India is not on-target for 19 of the 33 SDGs (Sustainable Development Goals) of the United Nations, which is more than 50% of the indicators, with the critical off-target ones including access to basic services, poverty, stunting and wasting of children, anaemia, child marriage, partner violence, tobacco use, and modern contraceptive use, according to a study published in The Lancet journal.
For these indicators, more than 75% of the districts were off-target, says the study titled ‘Progress on Sustainable Development Goal indicators in 707 districts of India’. The authors of the study say because of a worsening trend observed between 2016 and 2021, and assuming no course correction occurs, many districts will never meet the targets on the SDGs even well after 2030.
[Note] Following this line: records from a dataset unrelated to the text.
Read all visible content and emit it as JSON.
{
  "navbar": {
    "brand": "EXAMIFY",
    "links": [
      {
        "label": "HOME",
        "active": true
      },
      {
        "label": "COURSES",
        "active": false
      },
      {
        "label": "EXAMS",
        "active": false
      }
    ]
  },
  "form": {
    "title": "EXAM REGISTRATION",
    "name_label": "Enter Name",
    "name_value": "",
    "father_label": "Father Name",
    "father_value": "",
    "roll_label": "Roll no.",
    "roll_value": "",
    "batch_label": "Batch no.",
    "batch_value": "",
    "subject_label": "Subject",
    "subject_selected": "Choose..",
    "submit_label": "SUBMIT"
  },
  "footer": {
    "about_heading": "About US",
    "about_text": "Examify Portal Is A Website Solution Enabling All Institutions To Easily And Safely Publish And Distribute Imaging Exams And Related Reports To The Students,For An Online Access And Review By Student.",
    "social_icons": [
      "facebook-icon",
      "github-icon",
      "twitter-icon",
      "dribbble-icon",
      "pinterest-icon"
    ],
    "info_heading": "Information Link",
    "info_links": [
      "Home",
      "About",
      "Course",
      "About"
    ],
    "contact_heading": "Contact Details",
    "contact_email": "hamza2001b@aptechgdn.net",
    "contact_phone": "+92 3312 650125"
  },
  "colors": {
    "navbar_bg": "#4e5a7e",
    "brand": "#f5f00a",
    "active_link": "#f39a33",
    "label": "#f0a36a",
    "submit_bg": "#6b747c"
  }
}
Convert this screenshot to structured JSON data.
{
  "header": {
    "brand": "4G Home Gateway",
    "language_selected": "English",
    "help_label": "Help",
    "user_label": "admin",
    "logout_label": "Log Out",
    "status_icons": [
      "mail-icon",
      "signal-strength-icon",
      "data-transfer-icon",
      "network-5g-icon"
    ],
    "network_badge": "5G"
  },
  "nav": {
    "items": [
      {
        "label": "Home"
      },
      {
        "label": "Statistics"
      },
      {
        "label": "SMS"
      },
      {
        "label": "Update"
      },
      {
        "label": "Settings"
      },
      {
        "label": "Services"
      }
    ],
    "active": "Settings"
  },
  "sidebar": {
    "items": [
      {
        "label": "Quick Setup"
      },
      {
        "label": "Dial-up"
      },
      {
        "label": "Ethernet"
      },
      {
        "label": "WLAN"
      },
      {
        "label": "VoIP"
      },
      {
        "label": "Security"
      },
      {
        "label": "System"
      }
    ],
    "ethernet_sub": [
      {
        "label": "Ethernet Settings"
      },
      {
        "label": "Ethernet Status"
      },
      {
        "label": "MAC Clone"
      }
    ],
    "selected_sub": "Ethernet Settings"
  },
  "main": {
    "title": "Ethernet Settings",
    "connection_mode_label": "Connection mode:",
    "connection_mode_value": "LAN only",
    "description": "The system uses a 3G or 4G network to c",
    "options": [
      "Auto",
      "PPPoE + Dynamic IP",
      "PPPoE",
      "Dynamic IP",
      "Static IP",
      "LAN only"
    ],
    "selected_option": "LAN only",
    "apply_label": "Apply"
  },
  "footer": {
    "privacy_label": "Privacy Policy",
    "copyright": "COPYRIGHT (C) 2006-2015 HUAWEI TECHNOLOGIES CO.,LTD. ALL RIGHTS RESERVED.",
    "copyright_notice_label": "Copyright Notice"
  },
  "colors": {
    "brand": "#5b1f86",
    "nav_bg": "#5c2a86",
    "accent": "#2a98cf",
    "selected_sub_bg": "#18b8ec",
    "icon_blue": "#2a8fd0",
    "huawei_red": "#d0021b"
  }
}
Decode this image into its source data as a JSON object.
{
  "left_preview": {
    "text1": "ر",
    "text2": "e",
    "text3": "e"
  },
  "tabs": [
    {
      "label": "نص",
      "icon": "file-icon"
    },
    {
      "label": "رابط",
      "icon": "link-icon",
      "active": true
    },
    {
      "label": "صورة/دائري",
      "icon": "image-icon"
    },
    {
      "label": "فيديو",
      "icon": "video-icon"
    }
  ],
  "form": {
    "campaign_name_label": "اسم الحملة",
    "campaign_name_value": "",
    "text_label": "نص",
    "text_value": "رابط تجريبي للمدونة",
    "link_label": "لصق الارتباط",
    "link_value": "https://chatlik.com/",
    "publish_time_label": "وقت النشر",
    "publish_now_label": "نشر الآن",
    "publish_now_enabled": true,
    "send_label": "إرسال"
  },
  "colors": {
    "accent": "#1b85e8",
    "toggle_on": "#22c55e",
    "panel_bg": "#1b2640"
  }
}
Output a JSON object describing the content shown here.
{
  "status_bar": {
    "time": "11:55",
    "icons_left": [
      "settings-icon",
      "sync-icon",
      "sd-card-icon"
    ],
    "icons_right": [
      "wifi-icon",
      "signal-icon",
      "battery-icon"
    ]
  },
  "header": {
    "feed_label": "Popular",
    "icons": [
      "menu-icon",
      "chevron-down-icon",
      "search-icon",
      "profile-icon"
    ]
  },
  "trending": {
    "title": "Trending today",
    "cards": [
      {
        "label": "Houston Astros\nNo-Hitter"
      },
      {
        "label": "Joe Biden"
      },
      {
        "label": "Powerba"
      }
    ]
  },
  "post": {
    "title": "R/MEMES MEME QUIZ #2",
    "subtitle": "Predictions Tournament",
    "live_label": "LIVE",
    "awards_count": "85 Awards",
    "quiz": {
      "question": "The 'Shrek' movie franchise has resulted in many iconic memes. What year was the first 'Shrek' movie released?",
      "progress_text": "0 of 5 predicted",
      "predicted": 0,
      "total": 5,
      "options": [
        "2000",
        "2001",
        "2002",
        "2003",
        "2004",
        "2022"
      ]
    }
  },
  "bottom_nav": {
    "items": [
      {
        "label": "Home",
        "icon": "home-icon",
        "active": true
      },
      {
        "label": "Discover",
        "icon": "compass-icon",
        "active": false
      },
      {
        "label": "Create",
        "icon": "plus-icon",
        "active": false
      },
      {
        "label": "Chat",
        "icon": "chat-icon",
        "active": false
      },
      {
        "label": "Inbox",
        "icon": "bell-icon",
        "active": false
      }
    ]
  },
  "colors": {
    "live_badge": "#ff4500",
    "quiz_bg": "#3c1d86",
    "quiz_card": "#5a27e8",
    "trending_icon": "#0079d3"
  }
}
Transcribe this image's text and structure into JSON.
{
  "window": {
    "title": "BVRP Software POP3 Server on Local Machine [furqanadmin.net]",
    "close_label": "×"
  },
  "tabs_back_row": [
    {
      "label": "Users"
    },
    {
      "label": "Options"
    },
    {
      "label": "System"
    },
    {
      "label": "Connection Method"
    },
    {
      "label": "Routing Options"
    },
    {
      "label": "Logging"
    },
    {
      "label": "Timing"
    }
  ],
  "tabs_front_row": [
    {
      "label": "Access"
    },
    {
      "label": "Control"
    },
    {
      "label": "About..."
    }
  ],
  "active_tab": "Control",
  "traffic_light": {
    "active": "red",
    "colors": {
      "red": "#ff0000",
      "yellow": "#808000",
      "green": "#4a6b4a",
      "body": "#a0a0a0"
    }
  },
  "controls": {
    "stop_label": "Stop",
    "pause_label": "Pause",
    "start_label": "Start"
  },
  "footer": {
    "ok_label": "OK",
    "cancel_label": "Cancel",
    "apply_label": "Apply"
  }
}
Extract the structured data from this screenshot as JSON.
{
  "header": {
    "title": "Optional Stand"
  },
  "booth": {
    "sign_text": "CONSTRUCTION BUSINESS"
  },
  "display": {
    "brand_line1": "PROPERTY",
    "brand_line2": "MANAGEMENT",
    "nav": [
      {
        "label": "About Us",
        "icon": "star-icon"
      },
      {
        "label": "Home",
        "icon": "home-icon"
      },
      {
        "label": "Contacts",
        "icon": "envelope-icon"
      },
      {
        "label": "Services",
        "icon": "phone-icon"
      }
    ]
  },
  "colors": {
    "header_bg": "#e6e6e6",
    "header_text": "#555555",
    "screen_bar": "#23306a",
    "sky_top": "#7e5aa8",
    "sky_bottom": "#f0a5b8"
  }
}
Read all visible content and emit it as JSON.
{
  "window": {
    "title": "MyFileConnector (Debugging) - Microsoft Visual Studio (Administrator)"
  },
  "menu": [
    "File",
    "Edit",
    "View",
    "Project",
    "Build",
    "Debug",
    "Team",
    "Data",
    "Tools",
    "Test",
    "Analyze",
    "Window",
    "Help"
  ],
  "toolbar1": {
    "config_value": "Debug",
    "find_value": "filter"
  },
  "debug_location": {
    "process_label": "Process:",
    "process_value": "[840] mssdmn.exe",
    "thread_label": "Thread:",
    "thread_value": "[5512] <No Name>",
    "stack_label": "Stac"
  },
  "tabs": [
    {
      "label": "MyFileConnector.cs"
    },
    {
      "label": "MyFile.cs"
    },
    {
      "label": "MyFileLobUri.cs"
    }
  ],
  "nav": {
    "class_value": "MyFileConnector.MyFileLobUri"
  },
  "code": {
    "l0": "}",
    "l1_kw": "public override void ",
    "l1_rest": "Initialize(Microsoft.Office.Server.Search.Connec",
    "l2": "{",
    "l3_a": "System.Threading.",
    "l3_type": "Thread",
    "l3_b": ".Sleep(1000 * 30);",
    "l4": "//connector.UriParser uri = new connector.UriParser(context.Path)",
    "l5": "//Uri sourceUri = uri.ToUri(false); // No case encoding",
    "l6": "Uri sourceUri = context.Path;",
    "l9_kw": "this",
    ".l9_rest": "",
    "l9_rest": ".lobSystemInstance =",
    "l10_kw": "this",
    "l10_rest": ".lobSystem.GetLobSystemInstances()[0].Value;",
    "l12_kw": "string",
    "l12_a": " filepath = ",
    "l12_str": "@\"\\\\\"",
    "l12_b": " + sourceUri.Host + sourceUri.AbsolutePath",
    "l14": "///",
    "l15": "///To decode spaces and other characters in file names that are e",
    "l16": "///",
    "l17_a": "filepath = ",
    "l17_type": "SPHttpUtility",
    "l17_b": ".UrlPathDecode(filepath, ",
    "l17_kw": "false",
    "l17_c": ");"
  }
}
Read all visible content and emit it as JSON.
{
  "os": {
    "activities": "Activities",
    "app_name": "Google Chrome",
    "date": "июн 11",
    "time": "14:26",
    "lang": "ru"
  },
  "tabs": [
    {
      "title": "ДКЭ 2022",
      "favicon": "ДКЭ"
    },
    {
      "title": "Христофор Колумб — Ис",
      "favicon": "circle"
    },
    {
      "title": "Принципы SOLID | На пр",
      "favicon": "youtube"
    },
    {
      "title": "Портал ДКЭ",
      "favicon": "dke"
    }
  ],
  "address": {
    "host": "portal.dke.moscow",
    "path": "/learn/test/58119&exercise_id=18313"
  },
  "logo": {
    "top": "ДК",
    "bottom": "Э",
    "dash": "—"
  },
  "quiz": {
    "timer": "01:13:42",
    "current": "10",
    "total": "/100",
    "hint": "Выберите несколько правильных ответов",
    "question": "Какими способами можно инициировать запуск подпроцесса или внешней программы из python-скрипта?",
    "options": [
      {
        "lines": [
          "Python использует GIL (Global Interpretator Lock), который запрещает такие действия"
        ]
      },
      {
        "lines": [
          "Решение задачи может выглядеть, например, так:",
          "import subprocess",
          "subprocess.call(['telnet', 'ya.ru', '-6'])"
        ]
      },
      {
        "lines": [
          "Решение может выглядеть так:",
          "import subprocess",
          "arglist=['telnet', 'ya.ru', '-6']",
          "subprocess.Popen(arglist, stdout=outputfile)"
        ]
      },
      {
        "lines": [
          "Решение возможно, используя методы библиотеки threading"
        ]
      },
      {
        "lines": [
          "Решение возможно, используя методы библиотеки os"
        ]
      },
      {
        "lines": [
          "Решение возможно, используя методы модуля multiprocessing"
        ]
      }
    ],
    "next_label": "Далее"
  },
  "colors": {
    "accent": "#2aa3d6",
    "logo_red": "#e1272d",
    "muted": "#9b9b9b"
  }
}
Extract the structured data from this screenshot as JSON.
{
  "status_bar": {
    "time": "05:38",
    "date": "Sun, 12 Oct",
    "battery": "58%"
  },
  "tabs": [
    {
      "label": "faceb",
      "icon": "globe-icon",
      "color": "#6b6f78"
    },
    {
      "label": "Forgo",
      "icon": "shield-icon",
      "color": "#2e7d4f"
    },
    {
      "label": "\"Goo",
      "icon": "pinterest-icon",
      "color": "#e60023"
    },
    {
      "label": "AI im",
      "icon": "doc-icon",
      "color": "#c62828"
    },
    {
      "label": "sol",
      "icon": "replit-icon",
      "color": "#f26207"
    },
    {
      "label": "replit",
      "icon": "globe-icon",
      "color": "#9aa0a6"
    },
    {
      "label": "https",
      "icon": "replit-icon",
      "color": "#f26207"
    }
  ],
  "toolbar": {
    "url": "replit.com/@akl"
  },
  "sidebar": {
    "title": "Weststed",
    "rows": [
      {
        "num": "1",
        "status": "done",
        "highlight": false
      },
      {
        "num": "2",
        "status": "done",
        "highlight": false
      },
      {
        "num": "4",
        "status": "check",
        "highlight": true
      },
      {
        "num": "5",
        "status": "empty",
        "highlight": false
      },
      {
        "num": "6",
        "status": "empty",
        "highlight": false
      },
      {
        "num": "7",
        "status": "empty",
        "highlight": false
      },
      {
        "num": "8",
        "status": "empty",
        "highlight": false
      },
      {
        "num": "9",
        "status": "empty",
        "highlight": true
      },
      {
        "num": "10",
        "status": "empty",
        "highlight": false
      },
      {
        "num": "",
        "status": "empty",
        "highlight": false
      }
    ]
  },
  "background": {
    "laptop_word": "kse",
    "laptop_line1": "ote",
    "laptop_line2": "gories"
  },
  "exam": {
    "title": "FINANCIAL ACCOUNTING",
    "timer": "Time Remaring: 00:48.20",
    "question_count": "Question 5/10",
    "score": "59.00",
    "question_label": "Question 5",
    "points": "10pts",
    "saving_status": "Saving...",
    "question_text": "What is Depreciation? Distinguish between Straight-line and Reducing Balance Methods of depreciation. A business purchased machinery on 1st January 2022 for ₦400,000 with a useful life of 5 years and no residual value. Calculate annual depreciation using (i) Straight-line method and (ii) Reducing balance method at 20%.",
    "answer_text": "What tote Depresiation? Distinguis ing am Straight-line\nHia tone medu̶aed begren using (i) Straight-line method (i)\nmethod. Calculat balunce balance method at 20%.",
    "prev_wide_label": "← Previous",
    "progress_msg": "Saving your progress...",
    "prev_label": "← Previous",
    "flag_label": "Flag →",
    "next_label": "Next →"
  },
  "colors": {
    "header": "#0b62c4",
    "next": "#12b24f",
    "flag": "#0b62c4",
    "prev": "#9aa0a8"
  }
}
"These Off-Target districts are concentrated in the states of Madhya Pradesh, Chhattisgarh, Jharkhand, Bihar, and Odisha. Finally, it does not appear that Aspirational Districts, on average, are performing better in meeting the SDG targets than other districts on a majority of the indicators."
The authors of the study noted that a mid-line assessment of districts’ progress on SDGs suggests an urgent need to increase the pace and momentum on four SDG goals -- no poverty, zero hunger, good health and well-being and gender equality.
"Developing a strategic roadmap at this time will help India ensure success with regard to meeting the SDGs. India’s emergence and sustenance as a leading economic power depend on meeting some of the more basic health and social determinants of health-related SDGs in an immediate and equitable manner," says the study.
The study was conducted by collecting data on children and adults from two rounds of the National Family Health Survey (NFHS) conducted in 2016 and 2021. "We identified 33 indicators that cover 9 of the 17 official SDGs. We used the goals and targets outlined by the Global Indicator Framework, Government of India and World Health Organisation (WHO) to determine SDG targets to be met by 2030."
Using precision-weighted multilevel models, a district mean for 2016 and 2021, and using these values, computed the Annual Absolute Change (AAC) for each indicator was estimated. Using the AAC and targets, they classified India and each district as Achieved-I, Achieved-II, On-Target and Off-Target.
Notably, India has committed itself to accomplish the Sustainable Development Goals (SDGs) by 2030. However, meeting these goals will require prioritising and targeting specific areas within India, says the study, which provided a mid-line assessment of the progress across 707 districts of India for 33 SDG indicators related to health and social determinants of health.
"Given that the various SDGs fall within tightly structured ministries, there is a case to establish inter-ministerial initiatives, with clear governance structures under the Prime Minister’s Office. Similar structures could be developed at the state level under the respective chief minister’s office," says the report.
As India rapidly moves forward as a leading economic player in the world economy, its full realisation will crucially depend on addressing some of the more basic health and social determinants of these critical health-related SDGs.
Notably, Multidimensional Poverty Index (MPI) compiled jointly by the UN Development Programme (UNDP) and Oxford Poverty and Human Development Initiative (OPHI) last year showed a "historic change" as India lifted over 415 million (41.5 crore) people from multidimensional poverty in a 15-year period.
The 2030 Agenda for Sustainable Development, adopted by all UN member states in 2015, provides a shared blueprint for peace and prosperity for people and the planet. At its heart are the 17 SDGs, which are an urgent call for action by all countries - developed and developing.